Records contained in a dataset

········

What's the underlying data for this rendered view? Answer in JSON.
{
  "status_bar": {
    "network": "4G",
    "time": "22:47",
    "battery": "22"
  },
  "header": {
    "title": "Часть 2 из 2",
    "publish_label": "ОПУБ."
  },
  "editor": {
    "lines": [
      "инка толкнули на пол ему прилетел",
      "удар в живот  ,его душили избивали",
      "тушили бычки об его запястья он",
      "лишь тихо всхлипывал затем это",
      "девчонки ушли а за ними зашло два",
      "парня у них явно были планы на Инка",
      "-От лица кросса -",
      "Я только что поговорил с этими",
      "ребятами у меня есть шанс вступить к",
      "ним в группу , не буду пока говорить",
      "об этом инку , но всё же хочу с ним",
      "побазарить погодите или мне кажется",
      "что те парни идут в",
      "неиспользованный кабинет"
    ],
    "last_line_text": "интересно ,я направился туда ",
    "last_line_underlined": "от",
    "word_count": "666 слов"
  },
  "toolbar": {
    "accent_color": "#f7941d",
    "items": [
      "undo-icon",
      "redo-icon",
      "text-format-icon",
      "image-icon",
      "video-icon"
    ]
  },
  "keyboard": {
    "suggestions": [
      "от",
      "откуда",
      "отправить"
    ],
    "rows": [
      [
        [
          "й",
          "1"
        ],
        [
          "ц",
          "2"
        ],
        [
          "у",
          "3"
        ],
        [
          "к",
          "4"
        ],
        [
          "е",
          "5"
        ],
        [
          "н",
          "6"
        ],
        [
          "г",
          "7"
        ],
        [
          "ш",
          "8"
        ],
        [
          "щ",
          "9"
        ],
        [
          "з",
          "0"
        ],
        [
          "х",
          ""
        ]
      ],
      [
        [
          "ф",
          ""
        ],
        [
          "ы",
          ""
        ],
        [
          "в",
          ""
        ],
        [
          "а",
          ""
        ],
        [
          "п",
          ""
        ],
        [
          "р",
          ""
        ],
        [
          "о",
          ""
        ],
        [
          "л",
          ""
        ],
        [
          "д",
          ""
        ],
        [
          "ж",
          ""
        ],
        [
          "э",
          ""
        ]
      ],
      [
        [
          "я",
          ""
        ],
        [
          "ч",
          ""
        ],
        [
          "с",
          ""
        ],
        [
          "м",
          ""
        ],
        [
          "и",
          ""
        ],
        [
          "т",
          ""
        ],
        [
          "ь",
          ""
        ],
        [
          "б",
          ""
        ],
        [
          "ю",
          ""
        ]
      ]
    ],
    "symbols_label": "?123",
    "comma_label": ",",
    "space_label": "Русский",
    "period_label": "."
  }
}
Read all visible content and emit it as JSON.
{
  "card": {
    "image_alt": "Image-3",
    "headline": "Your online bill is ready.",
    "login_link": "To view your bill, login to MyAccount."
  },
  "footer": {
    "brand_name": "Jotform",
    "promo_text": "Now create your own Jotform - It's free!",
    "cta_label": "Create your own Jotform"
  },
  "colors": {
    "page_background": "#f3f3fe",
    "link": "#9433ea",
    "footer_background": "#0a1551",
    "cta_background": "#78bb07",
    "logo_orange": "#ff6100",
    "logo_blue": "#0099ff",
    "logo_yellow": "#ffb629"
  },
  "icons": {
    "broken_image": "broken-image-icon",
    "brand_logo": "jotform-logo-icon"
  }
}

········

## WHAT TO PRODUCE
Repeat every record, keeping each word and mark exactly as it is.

## WRITTEN ANSWER
What's the underlying data for this rendered view? Answer in JSON.
{
  "status_bar": {
    "network": "4G",
    "time": "22:47",
    "battery": "22"
  },
  "header": {
    "title": "Часть 2 из 2",
    "publish_label": "ОПУБ."
  },
  "editor": {
    "lines": [
      "инка толкнули на пол ему прилетел",
      "удар в живот  ,его душили избивали",
      "тушили бычки об его запястья он",
      "лишь тихо всхлипывал затем это",
      "девчонки ушли а за ними зашло два",
      "парня у них явно были планы на Инка",
      "-От лица кросса -",
      "Я только что поговорил с этими",
      "ребятами у меня есть шанс вступить к",
      "ним в группу , не буду пока говорить",
      "об этом инку , но всё же хочу с ним",
      "побазарить погодите или мне кажется",
      "что те парни идут в",
      "неиспользованный кабинет"
    ],
    "last_line_text": "интересно ,я направился туда ",
    "last_line_underlined": "от",
    "word_count": "666 слов"
  },
  "toolbar": {
    "accent_color": "#f7941d",
    "items": [
      "undo-icon",
      "redo-icon",
      "text-format-icon",
      "image-icon",
      "video-icon"
    ]
  },
  "keyboard": {
    "suggestions": [
      "от",
      "откуда",
      "отправить"
    ],
    "rows": [
      [
        [
          "й",
          "1"
        ],
        [
          "ц",
          "2"
        ],
        [
          "у",
          "3"
        ],
        [
          "к",
          "4"
        ],
        [
          "е",
          "5"
        ],
        [
          "н",
          "6"
        ],
        [
          "г",
          "7"
        ],
        [
          "ш",
          "8"
        ],
        [
          "щ",
          "9"
        ],
        [
          "з",
          "0"
        ],
        [
          "х",
          ""
        ]
      ],
      [
        [
          "ф",
          ""
        ],
        [
          "ы",
          ""
        ],
        [
          "в",
          ""
        ],
        [
          "а",
          ""
        ],
        [
          "п",
          ""
        ],
        [
          "р",
          ""
        ],
        [
          "о",
          ""
        ],
        [
          "л",
          ""
        ],
        [
          "д",
          ""
        ],
        [
          "ж",
          ""
        ],
        [
          "э",
          ""
        ]
      ],
      [
        [
          "я",
          ""
        ],
        [
          "ч",
          ""
        ],
        [
          "с",
          ""
        ],
        [
          "м",
          ""
        ],
        [
          "и",
          ""
        ],
        [
          "т",
          ""
        ],
        [
          "ь",
          ""
        ],
        [
          "б",
          ""
        ],
        [
          "ю",
          ""
        ]
      ]
    ],
    "symbols_label": "?123",
    "comma_label": ",",
    "space_label": "Русский",
    "period_label": "."
  }
}
Read all visible content and emit it as JSON.
{
  "card": {
    "image_alt": "Image-3",
    "headline": "Your online bill is ready.",
    "login_link": "To view your bill, login to MyAccount."
  },
  "footer": {
    "brand_name": "Jotform",
    "promo_text": "Now create your own Jotform - It's free!",
    "cta_label": "Create your own Jotform"
  },
  "colors": {
    "page_background": "#f3f3fe",
    "link": "#9433ea",
    "footer_background": "#0a1551",
    "cta_background": "#78bb07",
    "logo_orange": "#ff6100",
    "logo_blue": "#0099ff",
    "logo_yellow": "#ffb629"
  },
  "icons": {
    "broken_image": "broken-image-icon",
    "brand_logo": "jotform-logo-icon"
  }
}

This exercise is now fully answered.